Vetstreet. All rights reserved. Powered by Brightspot.
Vetstreet does not provide medical advice, diagnosis, or treatment. See Additional Information ›
To some dogs, the world is one big water bowl. They guzzle from the toilet, slurp from mud puddles, lap water off shower doors and even lick post-shower human legs.
What’s really going on here?
In most cases, it’s just a dog being a dog. You can't really expect an animal that eats poop and rolls in dead squirrels to have a discriminating palate when it comes to quenching his thirst, after all.
There are times, however, when dogs may drink more than usual because of a medical problem. Increased water consumption may be a sign of anything from a bacterial infection to serious conditions such as diabetes, kidney disease and glandular disorders, like Cushing’s disease.
If you suspect that your dog is emptying the water bowl more frequently, consult your veterinarian, who may ask you to measure exactly how much your dog is imbibing each day.
While it’s normal for dogs to drink more on hot summer days or after exercise, under normal conditions, a dog shouldn’t take in more than about 1 to 1⅔ cups of water per 10 pounds of body weight in 24 hours.
Of course, since everything that goes in must eventually come out, a dog who drinks more will also usually pee more. And while it may be tempting to limit your dog’s water intake to reduce the number of times that he whines at the door, you should never withhold water from your dog unless instructed to do so by your veterinarian. Some dogs may need more water because of certain medical conditions, and limiting their water intake could lead to serious medical complications.
Even if your dog has no underlying medical condition, there are times when it’s a good idea to save him from his indiscriminate drinking habits.
Dogs who slurp from stagnant ponds or lakes that have been contaminated with animal feces or urine can be infected with protozoa, such as Giardia, and bacteria, like Leptospira. Blue-green algae, found in some lakes during hot temperatures, can also be toxic to your dog.
When in doubt, it’s always a good idea to bring a collapsible water bowl and a bottle of water with you on outdoor hikes.
And while slurping from the lawn sprinkler may just be normal dog behavior, if you think your dog is drinking more than usual, it’s worth a visit to your veterinarian, so she can recommend tests to rule out any medical conditions.
Like this article?

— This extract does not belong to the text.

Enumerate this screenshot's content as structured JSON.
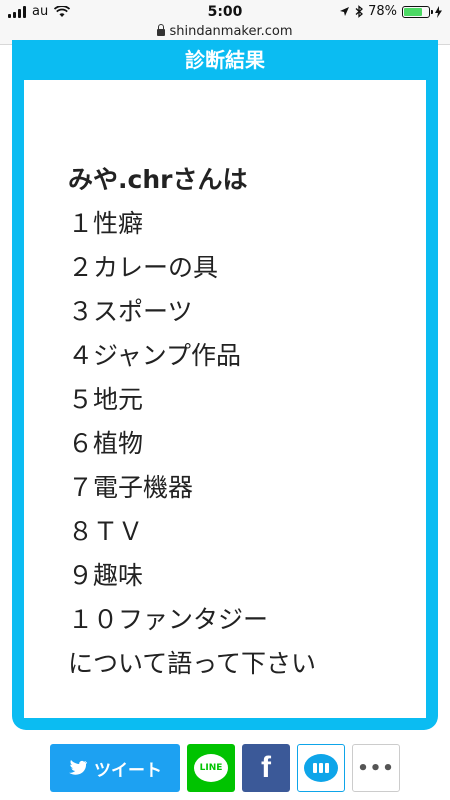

Have a point of view to share? Let us know!
Take our breed quiz to find your next pet.
Bartonella is a type bacteria that can be transmitted to cats, dogs and humans from exposure to infected fleas and…
Want to give your pup yummy, low-calorie treats? We’ve got the skinny on which foods are OK to feed him.
Not sure about food puzzles? Our veterinarian reveals why the payoff for your pet is well worth any extra work.
With these simple dental care tips, you can help keep your canine’s adorable smile shiny and healthy for life.
The friendly and inquisitive LaPerm has an easy-care coat that comes in a variety of colors and patterns.
Check out our collection of more than 250 videos about pet training, animal behavior, dog and cat breeds and more.
Wonder which dog or cat best fits your lifestyle? Our new tool will narrow down more than 300 breeds for you.
If the video doesn't start playing momentarily,
please install the latest version of Flash.
Thank you for subscribing.